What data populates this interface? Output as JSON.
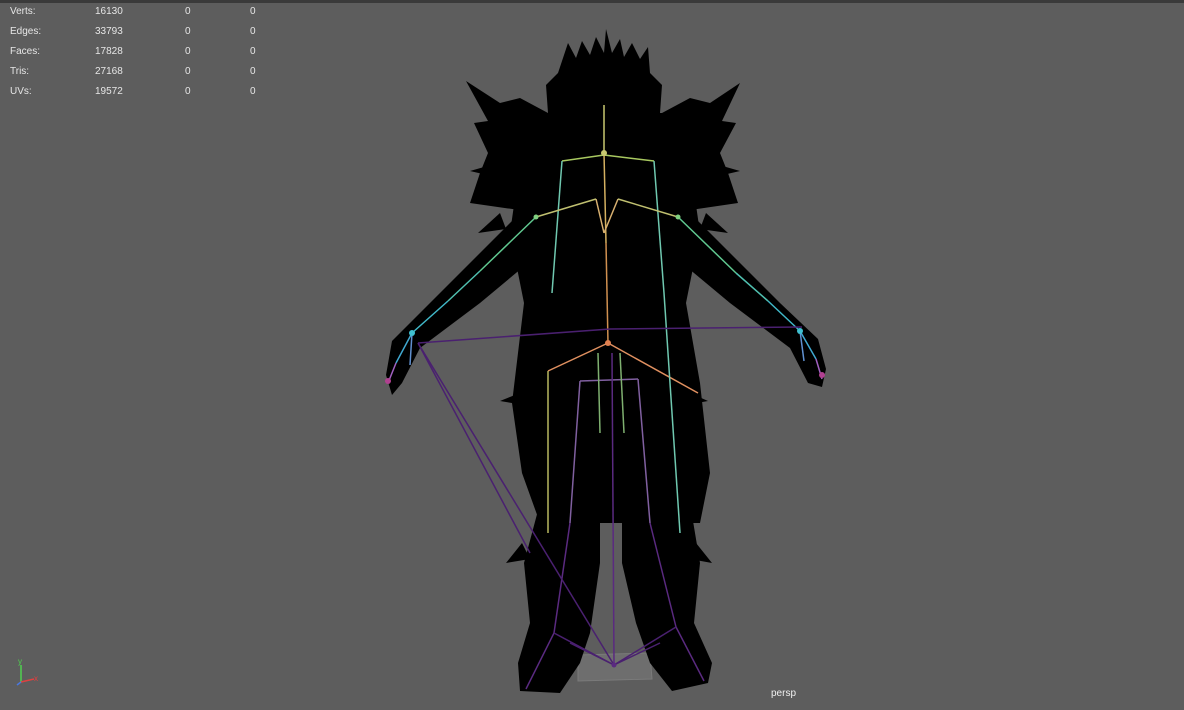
{
  "hud": {
    "rows": [
      {
        "label": "Verts:",
        "v1": "16130",
        "v2": "0",
        "v3": "0"
      },
      {
        "label": "Edges:",
        "v1": "33793",
        "v2": "0",
        "v3": "0"
      },
      {
        "label": "Faces:",
        "v1": "17828",
        "v2": "0",
        "v3": "0"
      },
      {
        "label": "Tris:",
        "v1": "27168",
        "v2": "0",
        "v3": "0"
      },
      {
        "label": "UVs:",
        "v1": "19572",
        "v2": "0",
        "v3": "0"
      }
    ]
  },
  "viewport": {
    "camera": "persp",
    "background": "#5d5d5d",
    "silhouette_color": "#000000"
  },
  "axis_indicator": {
    "y_label": "y",
    "x_label": "x",
    "y_color": "#4fd24f",
    "x_color": "#e04040",
    "z_color": "#4a78e0"
  },
  "icons": {
    "axis": "view-axis-icon",
    "character": "character-model-icon",
    "skeleton": "skeleton-joints-icon"
  }
}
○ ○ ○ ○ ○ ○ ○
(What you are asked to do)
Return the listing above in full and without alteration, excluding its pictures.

(Result of the task)
What data populates this interface? Output as JSON.
{
  "hud": {
    "rows": [
      {
        "label": "Verts:",
        "v1": "16130",
        "v2": "0",
        "v3": "0"
      },
      {
        "label": "Edges:",
        "v1": "33793",
        "v2": "0",
        "v3": "0"
      },
      {
        "label": "Faces:",
        "v1": "17828",
        "v2": "0",
        "v3": "0"
      },
      {
        "label": "Tris:",
        "v1": "27168",
        "v2": "0",
        "v3": "0"
      },
      {
        "label": "UVs:",
        "v1": "19572",
        "v2": "0",
        "v3": "0"
      }
    ]
  },
  "viewport": {
    "camera": "persp",
    "background": "#5d5d5d",
    "silhouette_color": "#000000"
  },
  "axis_indicator": {
    "y_label": "y",
    "x_label": "x",
    "y_color": "#4fd24f",
    "x_color": "#e04040",
    "z_color": "#4a78e0"
  },
  "icons": {
    "axis": "view-axis-icon",
    "character": "character-model-icon",
    "skeleton": "skeleton-joints-icon"
  }
}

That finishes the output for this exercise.